# Problem to work on
Determine the number of lines below that contain the string "gear", and state only that number.

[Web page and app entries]
....

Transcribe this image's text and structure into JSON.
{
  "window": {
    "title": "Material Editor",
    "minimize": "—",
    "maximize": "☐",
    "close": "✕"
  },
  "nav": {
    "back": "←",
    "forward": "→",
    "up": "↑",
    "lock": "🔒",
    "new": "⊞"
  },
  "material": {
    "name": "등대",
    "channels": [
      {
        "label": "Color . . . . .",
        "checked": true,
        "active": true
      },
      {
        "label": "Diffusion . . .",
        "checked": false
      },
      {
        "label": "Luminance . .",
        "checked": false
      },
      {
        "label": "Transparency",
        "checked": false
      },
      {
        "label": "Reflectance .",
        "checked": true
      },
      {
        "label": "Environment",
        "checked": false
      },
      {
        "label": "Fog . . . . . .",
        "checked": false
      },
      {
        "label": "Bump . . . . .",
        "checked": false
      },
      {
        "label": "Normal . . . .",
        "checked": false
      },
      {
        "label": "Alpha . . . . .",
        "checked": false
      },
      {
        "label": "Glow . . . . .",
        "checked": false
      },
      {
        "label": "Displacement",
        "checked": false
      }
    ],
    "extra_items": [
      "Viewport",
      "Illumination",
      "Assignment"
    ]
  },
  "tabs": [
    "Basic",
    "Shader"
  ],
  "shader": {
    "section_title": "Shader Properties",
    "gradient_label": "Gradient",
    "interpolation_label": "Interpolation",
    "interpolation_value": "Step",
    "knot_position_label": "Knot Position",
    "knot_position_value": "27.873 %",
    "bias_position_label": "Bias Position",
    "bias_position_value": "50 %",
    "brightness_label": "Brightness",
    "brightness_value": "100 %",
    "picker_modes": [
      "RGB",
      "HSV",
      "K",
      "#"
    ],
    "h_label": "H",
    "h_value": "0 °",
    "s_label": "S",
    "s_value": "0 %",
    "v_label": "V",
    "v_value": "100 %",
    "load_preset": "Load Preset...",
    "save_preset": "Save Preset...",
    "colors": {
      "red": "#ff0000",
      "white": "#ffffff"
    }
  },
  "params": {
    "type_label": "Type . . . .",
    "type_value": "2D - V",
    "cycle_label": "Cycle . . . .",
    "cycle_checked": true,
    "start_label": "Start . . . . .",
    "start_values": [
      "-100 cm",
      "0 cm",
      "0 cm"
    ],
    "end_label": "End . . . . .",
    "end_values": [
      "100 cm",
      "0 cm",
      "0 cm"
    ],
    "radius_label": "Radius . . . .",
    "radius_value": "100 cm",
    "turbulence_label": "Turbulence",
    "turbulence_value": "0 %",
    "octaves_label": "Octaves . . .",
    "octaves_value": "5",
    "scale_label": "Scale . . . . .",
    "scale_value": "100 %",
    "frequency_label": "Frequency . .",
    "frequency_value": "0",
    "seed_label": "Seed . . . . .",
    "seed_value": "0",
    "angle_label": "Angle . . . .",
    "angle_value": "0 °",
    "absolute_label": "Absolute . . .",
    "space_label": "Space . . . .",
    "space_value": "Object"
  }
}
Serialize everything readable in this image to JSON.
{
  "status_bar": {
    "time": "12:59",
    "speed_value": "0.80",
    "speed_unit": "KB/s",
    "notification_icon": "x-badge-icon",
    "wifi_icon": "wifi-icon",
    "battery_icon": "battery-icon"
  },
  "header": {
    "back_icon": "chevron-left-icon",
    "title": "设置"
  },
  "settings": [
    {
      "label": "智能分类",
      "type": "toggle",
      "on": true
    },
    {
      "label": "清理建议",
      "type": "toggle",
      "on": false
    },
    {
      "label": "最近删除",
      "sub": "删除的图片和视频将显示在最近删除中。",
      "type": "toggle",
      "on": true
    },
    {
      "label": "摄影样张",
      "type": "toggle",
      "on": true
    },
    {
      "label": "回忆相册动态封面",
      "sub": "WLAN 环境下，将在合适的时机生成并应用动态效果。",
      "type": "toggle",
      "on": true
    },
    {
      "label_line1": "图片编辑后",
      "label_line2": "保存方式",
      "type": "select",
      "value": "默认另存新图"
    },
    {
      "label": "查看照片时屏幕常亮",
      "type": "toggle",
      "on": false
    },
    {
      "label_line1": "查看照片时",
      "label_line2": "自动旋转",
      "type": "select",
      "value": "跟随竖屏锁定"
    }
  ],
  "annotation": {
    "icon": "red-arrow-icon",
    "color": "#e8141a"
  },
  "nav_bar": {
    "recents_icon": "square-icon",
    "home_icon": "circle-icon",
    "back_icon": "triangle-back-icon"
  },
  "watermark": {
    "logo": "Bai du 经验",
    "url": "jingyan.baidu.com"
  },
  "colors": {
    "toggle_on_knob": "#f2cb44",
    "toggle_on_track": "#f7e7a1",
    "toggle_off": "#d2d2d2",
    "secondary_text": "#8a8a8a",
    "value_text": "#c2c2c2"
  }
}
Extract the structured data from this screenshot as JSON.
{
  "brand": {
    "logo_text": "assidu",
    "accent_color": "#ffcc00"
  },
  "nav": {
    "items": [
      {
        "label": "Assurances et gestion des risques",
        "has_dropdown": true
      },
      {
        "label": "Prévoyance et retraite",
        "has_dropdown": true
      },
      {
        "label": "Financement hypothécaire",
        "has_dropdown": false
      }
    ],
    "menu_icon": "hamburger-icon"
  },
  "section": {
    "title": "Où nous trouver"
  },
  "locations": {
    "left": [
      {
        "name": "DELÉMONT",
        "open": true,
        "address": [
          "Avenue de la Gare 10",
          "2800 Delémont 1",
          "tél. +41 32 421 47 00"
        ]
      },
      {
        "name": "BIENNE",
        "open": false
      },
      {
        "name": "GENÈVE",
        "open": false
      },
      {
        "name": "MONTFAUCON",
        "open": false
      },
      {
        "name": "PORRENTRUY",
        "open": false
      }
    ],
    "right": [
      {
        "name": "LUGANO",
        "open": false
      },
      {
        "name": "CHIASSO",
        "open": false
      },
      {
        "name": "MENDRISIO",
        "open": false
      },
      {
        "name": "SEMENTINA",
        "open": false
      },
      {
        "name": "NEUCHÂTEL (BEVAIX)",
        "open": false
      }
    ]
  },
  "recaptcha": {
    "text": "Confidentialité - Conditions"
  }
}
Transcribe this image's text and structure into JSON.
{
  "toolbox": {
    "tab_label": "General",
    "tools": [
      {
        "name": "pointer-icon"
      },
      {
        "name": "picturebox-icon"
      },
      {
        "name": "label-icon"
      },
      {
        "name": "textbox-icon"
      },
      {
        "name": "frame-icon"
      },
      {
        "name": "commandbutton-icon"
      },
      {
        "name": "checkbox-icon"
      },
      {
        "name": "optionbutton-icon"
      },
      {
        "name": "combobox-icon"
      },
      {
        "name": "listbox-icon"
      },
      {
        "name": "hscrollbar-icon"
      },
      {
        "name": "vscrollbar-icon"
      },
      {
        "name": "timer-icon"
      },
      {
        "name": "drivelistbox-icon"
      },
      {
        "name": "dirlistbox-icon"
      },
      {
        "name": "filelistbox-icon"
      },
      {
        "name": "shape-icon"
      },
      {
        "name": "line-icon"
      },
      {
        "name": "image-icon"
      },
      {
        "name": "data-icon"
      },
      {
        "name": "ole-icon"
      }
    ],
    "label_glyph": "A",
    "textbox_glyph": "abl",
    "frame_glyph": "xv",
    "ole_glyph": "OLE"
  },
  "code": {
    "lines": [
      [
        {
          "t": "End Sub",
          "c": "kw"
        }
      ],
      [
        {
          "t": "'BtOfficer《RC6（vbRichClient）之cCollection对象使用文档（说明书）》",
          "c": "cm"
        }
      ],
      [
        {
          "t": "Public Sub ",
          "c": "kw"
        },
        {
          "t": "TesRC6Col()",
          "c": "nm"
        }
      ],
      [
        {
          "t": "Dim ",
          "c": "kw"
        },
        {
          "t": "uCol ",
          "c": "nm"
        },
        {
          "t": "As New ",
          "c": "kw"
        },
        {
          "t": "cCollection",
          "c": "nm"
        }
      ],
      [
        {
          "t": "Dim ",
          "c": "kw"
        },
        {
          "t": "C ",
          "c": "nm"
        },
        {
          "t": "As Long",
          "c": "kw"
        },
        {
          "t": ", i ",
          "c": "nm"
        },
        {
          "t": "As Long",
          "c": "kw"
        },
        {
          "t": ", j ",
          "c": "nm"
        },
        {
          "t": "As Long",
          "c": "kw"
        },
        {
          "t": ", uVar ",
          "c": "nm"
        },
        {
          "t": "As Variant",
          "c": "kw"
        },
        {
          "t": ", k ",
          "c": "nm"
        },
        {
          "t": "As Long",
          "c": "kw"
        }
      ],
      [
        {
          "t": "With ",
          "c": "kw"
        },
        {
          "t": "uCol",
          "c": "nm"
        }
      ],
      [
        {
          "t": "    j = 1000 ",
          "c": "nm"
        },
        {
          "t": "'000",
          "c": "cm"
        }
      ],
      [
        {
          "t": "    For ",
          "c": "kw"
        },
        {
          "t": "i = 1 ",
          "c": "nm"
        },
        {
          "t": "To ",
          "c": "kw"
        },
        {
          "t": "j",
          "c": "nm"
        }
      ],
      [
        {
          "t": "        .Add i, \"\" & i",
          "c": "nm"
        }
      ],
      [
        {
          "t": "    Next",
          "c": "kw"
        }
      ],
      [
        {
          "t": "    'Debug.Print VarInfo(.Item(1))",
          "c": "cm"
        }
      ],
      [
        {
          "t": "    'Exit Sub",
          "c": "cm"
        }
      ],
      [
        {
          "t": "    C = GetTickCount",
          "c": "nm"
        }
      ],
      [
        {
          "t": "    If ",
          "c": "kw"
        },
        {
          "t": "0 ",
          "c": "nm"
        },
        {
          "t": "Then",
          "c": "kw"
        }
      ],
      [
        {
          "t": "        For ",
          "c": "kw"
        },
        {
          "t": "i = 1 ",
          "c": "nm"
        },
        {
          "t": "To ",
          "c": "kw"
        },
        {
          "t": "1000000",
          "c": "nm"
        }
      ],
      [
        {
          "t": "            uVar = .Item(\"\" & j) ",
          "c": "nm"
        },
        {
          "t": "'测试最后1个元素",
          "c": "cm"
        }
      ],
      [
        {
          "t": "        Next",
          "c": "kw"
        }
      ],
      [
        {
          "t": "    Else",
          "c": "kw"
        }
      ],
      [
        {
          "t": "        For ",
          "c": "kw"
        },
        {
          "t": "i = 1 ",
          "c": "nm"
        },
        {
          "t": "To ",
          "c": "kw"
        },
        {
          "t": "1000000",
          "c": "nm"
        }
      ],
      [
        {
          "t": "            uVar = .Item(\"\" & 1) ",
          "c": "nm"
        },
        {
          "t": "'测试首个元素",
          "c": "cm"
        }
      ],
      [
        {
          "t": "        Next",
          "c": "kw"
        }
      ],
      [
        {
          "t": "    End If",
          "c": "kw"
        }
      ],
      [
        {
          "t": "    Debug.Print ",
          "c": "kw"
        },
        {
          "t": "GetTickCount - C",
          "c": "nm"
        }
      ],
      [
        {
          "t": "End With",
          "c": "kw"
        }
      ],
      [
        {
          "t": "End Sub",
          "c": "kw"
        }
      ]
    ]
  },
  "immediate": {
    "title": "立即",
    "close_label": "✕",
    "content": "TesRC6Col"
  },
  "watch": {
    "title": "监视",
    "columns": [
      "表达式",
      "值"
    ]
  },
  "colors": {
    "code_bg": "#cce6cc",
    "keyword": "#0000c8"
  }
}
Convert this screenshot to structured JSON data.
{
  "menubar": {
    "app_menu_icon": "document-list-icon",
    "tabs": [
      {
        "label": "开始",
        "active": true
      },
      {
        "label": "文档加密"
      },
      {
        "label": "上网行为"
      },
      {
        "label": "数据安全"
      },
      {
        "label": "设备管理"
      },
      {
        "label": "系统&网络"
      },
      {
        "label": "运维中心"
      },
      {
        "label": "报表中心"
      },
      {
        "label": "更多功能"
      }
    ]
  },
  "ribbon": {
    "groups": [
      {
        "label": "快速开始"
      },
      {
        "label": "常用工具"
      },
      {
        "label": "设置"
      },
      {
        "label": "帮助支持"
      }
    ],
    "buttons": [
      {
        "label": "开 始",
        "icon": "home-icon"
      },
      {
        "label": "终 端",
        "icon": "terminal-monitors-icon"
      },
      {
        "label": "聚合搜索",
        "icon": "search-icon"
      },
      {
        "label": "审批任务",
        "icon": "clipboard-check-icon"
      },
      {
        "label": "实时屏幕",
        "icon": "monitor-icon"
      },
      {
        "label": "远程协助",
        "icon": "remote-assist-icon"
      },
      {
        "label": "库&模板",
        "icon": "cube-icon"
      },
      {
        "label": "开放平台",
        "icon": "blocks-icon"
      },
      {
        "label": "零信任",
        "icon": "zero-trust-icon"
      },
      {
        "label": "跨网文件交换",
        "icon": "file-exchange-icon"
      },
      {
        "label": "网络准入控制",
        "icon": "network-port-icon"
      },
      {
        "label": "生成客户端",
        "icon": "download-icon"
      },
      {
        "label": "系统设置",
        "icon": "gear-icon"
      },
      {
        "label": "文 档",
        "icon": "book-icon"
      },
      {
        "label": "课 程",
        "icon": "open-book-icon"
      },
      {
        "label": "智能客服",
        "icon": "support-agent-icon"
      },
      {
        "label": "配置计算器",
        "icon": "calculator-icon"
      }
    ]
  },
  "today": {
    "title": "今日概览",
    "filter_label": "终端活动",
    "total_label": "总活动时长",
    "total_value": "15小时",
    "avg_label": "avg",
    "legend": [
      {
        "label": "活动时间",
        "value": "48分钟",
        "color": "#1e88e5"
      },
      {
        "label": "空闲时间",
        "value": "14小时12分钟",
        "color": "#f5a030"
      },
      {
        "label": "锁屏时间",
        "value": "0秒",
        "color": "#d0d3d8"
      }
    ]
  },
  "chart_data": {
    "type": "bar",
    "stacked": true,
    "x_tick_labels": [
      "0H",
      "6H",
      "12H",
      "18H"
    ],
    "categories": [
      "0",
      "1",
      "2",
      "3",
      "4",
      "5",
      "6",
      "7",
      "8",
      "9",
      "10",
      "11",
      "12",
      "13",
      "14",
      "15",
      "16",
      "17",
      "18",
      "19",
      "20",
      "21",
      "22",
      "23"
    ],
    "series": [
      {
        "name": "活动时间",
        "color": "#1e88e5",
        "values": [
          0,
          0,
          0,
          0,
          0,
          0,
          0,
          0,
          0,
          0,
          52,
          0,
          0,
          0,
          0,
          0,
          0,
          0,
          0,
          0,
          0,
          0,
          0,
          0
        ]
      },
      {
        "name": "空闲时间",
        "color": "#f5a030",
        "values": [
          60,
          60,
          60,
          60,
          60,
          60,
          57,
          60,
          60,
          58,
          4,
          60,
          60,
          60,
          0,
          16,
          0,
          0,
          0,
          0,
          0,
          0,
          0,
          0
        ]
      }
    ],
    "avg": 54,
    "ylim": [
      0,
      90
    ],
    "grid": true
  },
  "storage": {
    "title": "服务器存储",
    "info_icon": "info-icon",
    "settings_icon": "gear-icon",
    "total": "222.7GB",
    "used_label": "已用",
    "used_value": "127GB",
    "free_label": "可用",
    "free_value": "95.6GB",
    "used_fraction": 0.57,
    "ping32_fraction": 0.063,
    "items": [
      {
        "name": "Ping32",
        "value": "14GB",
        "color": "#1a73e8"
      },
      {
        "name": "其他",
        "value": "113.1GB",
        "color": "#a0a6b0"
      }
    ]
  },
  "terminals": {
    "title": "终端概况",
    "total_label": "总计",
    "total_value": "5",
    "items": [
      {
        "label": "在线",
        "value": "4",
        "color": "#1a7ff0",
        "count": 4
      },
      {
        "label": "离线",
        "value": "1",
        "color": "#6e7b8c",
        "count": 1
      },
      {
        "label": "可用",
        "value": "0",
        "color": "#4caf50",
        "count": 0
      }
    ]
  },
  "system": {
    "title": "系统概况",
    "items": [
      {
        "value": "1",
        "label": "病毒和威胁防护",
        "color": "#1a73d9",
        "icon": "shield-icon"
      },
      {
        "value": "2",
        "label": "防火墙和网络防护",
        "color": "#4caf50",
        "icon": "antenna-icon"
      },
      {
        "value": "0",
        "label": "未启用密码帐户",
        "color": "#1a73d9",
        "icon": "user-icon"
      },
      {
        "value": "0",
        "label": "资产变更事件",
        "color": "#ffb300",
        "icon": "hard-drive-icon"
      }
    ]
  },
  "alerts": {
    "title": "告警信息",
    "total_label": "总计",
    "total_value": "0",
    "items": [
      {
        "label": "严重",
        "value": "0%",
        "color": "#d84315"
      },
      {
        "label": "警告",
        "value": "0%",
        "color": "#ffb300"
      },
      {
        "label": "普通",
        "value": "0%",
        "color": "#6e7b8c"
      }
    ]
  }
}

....

# Result
2